One of the common arguments against clerical celibacy is that St. Peter, the leader of the Apostles and the first pope, was married. After all, Scripture refers to his having a mother-in-law (Matthew 8:14-15), and St. Paul (referring to Peter by his original Aramaic name, Cephas) defends his Apostolic authority in a verse usually translated "Do we not have the right to be accompanied by a wife, as the other apostles and the brethren of the Lord and Cephas?" (1 Corinthians 9:5). But let's take a closer look at those passages, and find out what the New Testament REALLY has to say.
Protestants often assume that the monarchical structure of the Catholic Church is due to Catholics relying too much on structure of the Roman Empire and not enough on the structure established in the Bible. Perhaps it would be better to say that it's Protestants who are overly indebted to the structure of the United States and Western liberal societies, to the extent that they've ignored that God established a Kingdom, and not a Democracy. Consider how the People of God were governed throughout all of history.

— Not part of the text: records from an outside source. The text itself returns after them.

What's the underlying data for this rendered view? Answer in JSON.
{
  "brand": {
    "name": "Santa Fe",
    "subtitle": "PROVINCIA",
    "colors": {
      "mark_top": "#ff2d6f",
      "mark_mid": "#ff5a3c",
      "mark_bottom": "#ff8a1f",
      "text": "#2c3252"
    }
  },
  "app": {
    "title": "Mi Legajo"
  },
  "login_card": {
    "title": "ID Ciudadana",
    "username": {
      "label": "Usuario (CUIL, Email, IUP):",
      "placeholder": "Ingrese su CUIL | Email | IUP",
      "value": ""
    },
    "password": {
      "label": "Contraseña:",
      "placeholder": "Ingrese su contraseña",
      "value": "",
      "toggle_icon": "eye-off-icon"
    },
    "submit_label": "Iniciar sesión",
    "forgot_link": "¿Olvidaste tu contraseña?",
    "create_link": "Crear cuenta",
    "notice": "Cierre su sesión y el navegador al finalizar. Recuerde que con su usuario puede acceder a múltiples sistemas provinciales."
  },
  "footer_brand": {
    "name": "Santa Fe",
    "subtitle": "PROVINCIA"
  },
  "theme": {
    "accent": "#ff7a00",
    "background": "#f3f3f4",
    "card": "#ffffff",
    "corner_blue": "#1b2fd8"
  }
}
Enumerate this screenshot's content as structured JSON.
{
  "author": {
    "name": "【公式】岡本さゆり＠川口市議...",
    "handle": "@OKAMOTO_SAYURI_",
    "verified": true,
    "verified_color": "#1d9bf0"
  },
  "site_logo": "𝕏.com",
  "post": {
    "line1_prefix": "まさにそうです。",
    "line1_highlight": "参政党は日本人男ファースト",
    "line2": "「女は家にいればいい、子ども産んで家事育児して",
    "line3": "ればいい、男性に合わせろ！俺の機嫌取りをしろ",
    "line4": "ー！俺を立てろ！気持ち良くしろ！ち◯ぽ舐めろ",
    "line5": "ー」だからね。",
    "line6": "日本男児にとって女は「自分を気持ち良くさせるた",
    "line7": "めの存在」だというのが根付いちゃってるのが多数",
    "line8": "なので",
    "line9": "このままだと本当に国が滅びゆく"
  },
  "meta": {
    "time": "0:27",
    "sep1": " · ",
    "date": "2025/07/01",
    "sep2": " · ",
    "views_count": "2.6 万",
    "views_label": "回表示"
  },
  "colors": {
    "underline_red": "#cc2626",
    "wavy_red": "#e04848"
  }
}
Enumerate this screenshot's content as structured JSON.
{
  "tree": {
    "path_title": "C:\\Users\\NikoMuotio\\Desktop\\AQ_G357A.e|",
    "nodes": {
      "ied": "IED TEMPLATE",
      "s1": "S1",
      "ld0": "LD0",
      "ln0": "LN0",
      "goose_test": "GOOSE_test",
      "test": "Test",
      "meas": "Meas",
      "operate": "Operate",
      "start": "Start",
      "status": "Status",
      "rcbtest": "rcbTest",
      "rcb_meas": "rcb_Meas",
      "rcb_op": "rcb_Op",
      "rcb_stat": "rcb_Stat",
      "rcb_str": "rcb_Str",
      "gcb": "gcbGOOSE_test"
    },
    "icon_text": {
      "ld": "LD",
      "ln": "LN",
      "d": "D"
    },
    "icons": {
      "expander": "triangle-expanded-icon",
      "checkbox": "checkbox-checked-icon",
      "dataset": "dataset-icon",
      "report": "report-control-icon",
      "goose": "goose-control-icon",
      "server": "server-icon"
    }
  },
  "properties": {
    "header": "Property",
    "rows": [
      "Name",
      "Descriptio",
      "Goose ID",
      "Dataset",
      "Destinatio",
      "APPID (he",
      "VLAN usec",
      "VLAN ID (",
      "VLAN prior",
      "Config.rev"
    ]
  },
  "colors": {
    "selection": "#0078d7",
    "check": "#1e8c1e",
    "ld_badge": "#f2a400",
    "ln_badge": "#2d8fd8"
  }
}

“The Church founded by the Redeemer is one, the same for all races and all nations. Beneath her dome, as beneath the vault of heaven, there is but one country for all nations and tongues; there is room for the development of every quality, advantage, task and vocation which God the Creator and Savior has […]
This afternoon, I gave a talk to the returning teachers at Christ the King on the virtue of study. I made four basic points: 1) Reason is good, and ordered towards God, since all truth is of the Holy Spirit. 2) Therefore, studiousness is a virtue that we ought to practice. 3) This is particularly true of Catholic school teachers, given their unique calling. 4) Studiousness must be rooted in prayer, and should help us to pray better. Here's the text of the full talk:
Today is the Feast of the Assumption, in which we Catholics celebrate that the Virgin Mary, at the conclusion of her earthly life, was taken up into Heaven, body and soul. For Protestants and even many Catholics, it's a hard doctrine to swallow. Here are five reasons that I believe in it (besides the fact that the Church infallibly teaches it).
St. Thérèse was only 24 years old when she died in 1897, but she quickly became one of the most famous Saints in the world. Pope St. John Paul II declared her a “Doctor of the Church” for her spiritual writings. So what can we learn from this St. Thérèse, the “Little Flower?” That's the theme of this talk that I gave at Christ the King on July 26th. I look first at the way her holiness was tied to the holiness of her family (and the importance of living married life well) and then her distinctive teachings on prayer, especially her famous “Little Way,” that Pope Pius XI described as a sure path of salvation.